Most cameras for use underwater are mounted on or contained with remotely operated vehicles (ROVs) which are usually attached by a tether to a surface vessel, allowing power and control to be delivered and image data to be transmitted. While some ROVs are operated cable-free, or even autonomously (the options for transmitting wireless data are explained in more detail in our blog, The Internet of Underwater Things) this often means relying on expensive or inconsistent technology.

Transmitting images along the long cables lengths involved, requires specialist technology. Camera processor boards can be used to process image signals at the point of capture and convert data into a format more suitable for transmitting along long cables. One such technology is High-Definition Visually Lossless CODEC (HD-VLC™), developed by Semtech, which can transmit high-definition still images and video along coax cables of up to 700m, even when slip rings are used. Active Silicon manufactures boards and cameras which incorporate this technology and are ideal for such long-reach image capture.

Managing light conditions

Light is subject to reflection and diffraction when light waves hit the surface of water. Water also absorbs light – in particular, red light, which is why a clear sea appears blue. Beneath the water, further scattering occurs as the light hits particles such as microorganisms and sediment. All this means that the ocean environment is devoid of light below about 1km. Capturing subsea images will usually require additional artificial lighting, adding cost and complexity to underwater exploration. Lighting will also add weight to a ROV and make it more power-hungry, thereby reducing the time of each voyage.

To make the most of limited light, sensors for underwater cameras must be carefully selected. Sony provide a variety of sensors which are developed specifically for low light conditions, such as their Starvis range. These leverage back-illuminated pixel technology in CMOS image sensors and deliver high picture quality in the visible-light and near-infrared light regions.

Handling pressure

For every 10m dived, pressure increases by 1 atmosphere – that’s 101,325 pascals, or newtons of force per square metre, or put simply, the equivalent of an additional 6.66kg of weight for every 10m of depth.  Equipment designed for subsea operation must be built, housed and rigorously tested to withstand immense pressure.

Applications for ROVs

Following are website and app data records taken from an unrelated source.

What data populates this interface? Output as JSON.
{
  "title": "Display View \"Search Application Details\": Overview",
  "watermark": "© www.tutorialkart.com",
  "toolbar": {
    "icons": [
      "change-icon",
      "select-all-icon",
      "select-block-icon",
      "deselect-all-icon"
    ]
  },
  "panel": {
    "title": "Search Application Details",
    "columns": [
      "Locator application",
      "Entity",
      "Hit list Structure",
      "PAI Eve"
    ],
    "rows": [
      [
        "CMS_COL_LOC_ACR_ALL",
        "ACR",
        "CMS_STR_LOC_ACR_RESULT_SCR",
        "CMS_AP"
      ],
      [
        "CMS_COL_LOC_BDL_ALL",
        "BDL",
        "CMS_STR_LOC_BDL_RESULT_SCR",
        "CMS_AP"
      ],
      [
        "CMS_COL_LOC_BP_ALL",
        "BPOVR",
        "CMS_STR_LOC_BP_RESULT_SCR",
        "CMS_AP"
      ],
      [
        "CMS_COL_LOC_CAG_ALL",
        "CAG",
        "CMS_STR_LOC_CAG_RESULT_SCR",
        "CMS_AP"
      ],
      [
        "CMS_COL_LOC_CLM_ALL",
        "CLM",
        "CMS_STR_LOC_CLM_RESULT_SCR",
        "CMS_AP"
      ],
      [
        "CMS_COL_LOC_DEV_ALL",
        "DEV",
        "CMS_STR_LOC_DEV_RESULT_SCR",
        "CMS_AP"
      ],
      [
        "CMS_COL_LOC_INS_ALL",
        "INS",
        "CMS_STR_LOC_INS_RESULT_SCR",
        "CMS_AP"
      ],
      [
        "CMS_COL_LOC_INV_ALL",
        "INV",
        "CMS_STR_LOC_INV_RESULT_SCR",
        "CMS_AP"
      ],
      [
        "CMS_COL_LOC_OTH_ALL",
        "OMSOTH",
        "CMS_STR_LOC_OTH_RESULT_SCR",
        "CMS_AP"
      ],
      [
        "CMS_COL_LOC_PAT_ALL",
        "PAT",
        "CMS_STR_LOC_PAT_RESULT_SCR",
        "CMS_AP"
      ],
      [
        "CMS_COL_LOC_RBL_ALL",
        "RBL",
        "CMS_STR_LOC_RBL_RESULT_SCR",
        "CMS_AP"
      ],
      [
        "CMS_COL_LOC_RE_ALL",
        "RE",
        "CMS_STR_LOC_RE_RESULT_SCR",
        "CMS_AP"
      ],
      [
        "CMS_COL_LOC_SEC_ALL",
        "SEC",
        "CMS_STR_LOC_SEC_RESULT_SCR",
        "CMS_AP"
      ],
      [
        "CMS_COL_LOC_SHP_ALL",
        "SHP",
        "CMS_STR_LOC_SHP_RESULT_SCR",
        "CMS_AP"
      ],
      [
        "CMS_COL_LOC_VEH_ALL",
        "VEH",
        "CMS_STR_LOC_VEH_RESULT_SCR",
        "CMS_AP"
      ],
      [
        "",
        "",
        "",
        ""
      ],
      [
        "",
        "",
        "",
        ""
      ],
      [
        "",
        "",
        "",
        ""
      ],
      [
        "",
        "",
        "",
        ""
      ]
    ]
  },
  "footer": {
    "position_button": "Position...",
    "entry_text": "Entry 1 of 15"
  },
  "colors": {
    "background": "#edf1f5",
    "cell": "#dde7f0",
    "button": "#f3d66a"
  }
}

Exploration of the deep sea has become a primary use for ROVs as innovations in technology have enabled them to operate at even greater depths. Payloads on underwater vehicles now include a huge range of scientific instruments to monitor water purity, changes in temperature, salinity, pH and evidence of other chemicals. Autofocus-zoom cameras and advanced processor boards mean that incredibly high-quality and detailed images can be captured in real-time to paint an even clearer picture of the state of our seas and the wildlife sustained within them.

But not all ROVs are discovering the unknown. Many are deployed on maintenance missions, monitoring the condition of offshore installations or huge ships. Just like other industrial inspection applications, scientists are working on making these ROVs even smarter by adding AI to enable examinations and even repairs to be conducted autonomously.

ROV technology from Active Silicon

Active Silicon has a range of autofocus-zoom block cameras designed and built for circumstances when high-resolution imaging is critical but the operating environment is challenging. Harrier cameras include options to transmit high resolution 8MP 4K video, compact models with powerful 40x zoom, and global shutter variations.

One of our Scandinavian customers is currently using our image technology in their subsea electronics for intelligent imaging and video streaming. This global player has been delighted with the high-quality image data and robust hardware that our Harrier range offers.

Furthermore, our custom design skills enable the customization of any of our products to make them ideal for subsea applications and scientific research. Contact us to see how we can advance your exploratory investigations or underwater inspection requirements.

[1] https://www.nationalgeographic.org/encyclopedia/ocean/